All planetarium shows begin at 7:30pm.

Admission opens at 7:00pm; $5/adult, $3/student, 6 and under free.

Telescope viewing afterwards on clear nights

June 3 – The Magic Carpet Tour

We can use the star projector in the planetarium to pretend to fly anywhere on Earth – like a magic carpet! Gena Crook will demonstrate the motion of the stars across the sky at the equator, the north pole, and the southern hemisphere. We will also watch how the sun changes positions at these locations. You may be surprised if you haven’t actually been to the equator or the north pole in person! This program will put the star projector to work and allow us to see its unique educational capabilities.

Presented by Gena Crook

June 10 and 24 – The Universe is Trying to Kill You

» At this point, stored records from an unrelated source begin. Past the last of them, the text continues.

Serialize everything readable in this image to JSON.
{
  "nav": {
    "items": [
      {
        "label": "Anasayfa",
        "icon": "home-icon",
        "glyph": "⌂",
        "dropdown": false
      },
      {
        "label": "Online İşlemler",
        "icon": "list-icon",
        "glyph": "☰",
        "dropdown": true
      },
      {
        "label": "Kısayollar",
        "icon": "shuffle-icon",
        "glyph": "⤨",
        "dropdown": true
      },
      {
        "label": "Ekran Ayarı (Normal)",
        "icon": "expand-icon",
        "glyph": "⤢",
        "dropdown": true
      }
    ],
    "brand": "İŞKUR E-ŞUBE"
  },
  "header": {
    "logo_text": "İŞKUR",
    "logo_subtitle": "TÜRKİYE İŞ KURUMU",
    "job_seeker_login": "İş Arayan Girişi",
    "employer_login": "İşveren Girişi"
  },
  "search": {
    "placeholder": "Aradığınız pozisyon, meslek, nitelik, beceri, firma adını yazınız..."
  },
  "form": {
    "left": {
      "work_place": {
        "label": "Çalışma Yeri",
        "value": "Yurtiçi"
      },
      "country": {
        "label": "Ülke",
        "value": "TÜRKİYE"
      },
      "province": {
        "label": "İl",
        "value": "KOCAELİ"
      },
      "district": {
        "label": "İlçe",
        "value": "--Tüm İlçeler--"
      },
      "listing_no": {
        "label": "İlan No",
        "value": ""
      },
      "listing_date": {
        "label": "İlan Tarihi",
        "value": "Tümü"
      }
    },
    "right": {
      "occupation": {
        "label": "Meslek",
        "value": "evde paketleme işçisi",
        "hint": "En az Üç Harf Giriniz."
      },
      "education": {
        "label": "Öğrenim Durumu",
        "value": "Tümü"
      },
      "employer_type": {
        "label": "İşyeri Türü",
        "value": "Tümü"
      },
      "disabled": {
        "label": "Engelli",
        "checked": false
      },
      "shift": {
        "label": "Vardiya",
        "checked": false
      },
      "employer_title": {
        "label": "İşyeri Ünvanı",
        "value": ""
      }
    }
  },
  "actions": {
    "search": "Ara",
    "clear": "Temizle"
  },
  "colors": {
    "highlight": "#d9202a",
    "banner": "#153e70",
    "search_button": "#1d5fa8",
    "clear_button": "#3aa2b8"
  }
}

Beyond the calamities that face us here on our planet, there are other forces in the universe that can do us in. Since our planet formed, it has been under constant threat of annihilation from both terrestrial and extraterrestrial influences. There are numerous terrestrial or natural events that can and do occur, such as hurricanes, volcanoes, and earthquakes, that have terrible outcomes. These disastrous terrestrial events pale in comparison to some of what lies out in the solar system and beyond that could cause our ultimate demise, such as giant meteors, comets, asteroids, exploding stars, and more. Join us as we take a somewhat lighthearted, tongue-in-cheek look at the dark shadow of doom that awaits us from within our solar system and the deep recesses of the universe. 

Presented by Jared Cassidy, VBAS Planetarium Director

June 17 – Hairy Stars

To our forebears, comets were the oddest things. They didn’t look like the stars, they didn’t wander like the planets, and they were often seen following or preceding the Sun in the evening or morning sky. It’s no wonder that they were often associated with doom and change! The word ‘comet’ comes from an ancient Greek word meaning ‘long haired’ and in this presentation, we’ll look at what we know about these hairy stars from observations and space probes and how comets could be the key to exploring our galaxy!

Presented by Alex Hall